Don’t tell me what you hope to do.
Tell me what you’re doing.
Reading and talking are useful, even essential, but experience matters most. Leadership is about practice more than theory. Every leadership behavior can be practiced as a volunteer in a not-for-profit organization.
Leadership, like swimming, cannot be learned
by reading about it.” Henry Mintzberg
Help yourself by helping others.
#1. Develop experience. Stop wasting time. Do it for free. Whatever you hope to become, can be done as a volunteer.
#2. Grow skills while volunteering. You’re more likely to earn promotions at work if you already:
- Lead meetings.
- Organize projects and plan initiatives.
- Connect with leaders in the community.
- Develop schedules.
- Delegate tasks.
- Take initiative.
- Solve problems.
- Handle budgets.
- Cut costs.
- Motivate others.
- Collaborate and innovate.
- Make decisions.
- Manage projects.

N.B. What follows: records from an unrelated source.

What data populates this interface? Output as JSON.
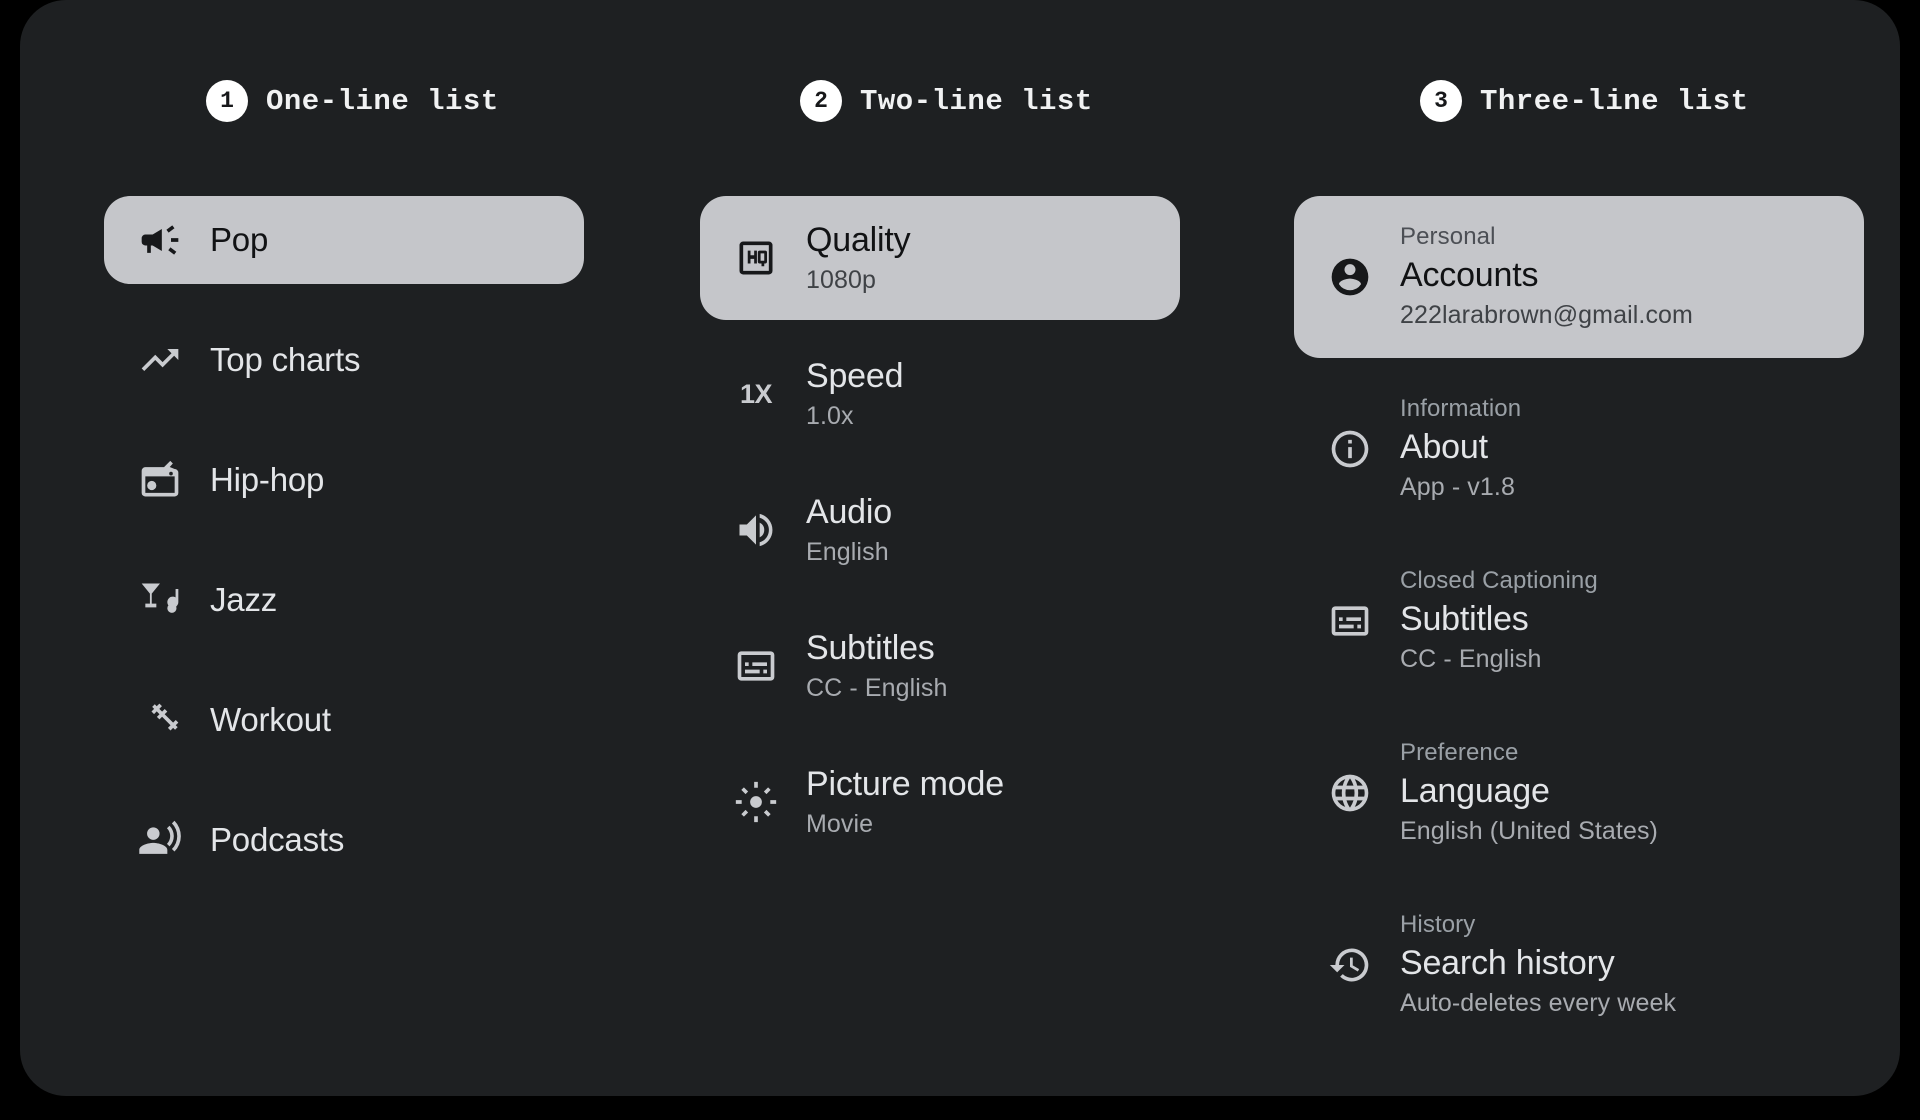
{
  "theme": {
    "page_background": "#000000",
    "surface_background": "#1e2022",
    "selected_background": "#c5c6ca",
    "primary_text": "#e3e5e8",
    "secondary_text": "#a8abb0",
    "badge_background": "#ffffff"
  },
  "columns": [
    {
      "badge": "1",
      "title": "One-line list",
      "kind": "one-line",
      "items": [
        {
          "icon": "campaign-icon",
          "headline": "Pop",
          "selected": true
        },
        {
          "icon": "trending-up-icon",
          "headline": "Top charts",
          "selected": false
        },
        {
          "icon": "radio-icon",
          "headline": "Hip-hop",
          "selected": false
        },
        {
          "icon": "nightlife-icon",
          "headline": "Jazz",
          "selected": false
        },
        {
          "icon": "fitness-icon",
          "headline": "Workout",
          "selected": false
        },
        {
          "icon": "podcasts-icon",
          "headline": "Podcasts",
          "selected": false
        }
      ]
    },
    {
      "badge": "2",
      "title": "Two-line list",
      "kind": "two-line",
      "items": [
        {
          "icon": "hq-icon",
          "headline": "Quality",
          "supporting": "1080p",
          "selected": true
        },
        {
          "icon": "speed-1x-icon",
          "headline": "Speed",
          "supporting": "1.0x",
          "selected": false
        },
        {
          "icon": "volume-up-icon",
          "headline": "Audio",
          "supporting": "English",
          "selected": false
        },
        {
          "icon": "subtitles-icon",
          "headline": "Subtitles",
          "supporting": "CC - English",
          "selected": false
        },
        {
          "icon": "brightness-icon",
          "headline": "Picture mode",
          "supporting": "Movie",
          "selected": false
        }
      ]
    },
    {
      "badge": "3",
      "title": "Three-line list",
      "kind": "three-line",
      "items": [
        {
          "icon": "account-circle-icon",
          "overline": "Personal",
          "headline": "Accounts",
          "supporting": "222larabrown@gmail.com",
          "selected": true
        },
        {
          "icon": "info-icon",
          "overline": "Information",
          "headline": "About",
          "supporting": "App - v1.8",
          "selected": false
        },
        {
          "icon": "subtitles-icon",
          "overline": "Closed Captioning",
          "headline": "Subtitles",
          "supporting": "CC - English",
          "selected": false
        },
        {
          "icon": "language-icon",
          "overline": "Preference",
          "headline": "Language",
          "supporting": "English (United States)",
          "selected": false
        },
        {
          "icon": "history-icon",
          "overline": "History",
          "headline": "Search history",
          "supporting": "Auto-deletes every week",
          "selected": false
        }
      ]
    }
  ]
}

- Form and lead teams.
- Give presentations.
- Endure through adversity.
- Make and learn from mistakes.
- Adapt to diverse personalities.
- Have a track-record. The best indicator of the future is the past.
- Teach others your skills.
- Adapt to others.
- Deal with stagnation and resistance.
- Act with generosity and compassion.
#3. Generosity enhances humility while developing confidence at the same time.
Bonus: Encouraging volunteerism is a free leadership development program for every business.
A note to nonprofits:
Recruiting volunteers is about them not you and your needs. Stop focusing on what you want them to do for you. Connect with their hopes and dreams.
Focus on what you do for volunteers.
The first question to young volunteers is, “What do you want to become?” not, “What can you do for us?” If they want to become managers or supervisors, train them to manage and supervise in your nonprofit.
Nonprofits are so consumed with their mission that they don’t realize the value they bring to volunteers.
What are the pros and cons of volunteering?
How has volunteering helped you develop?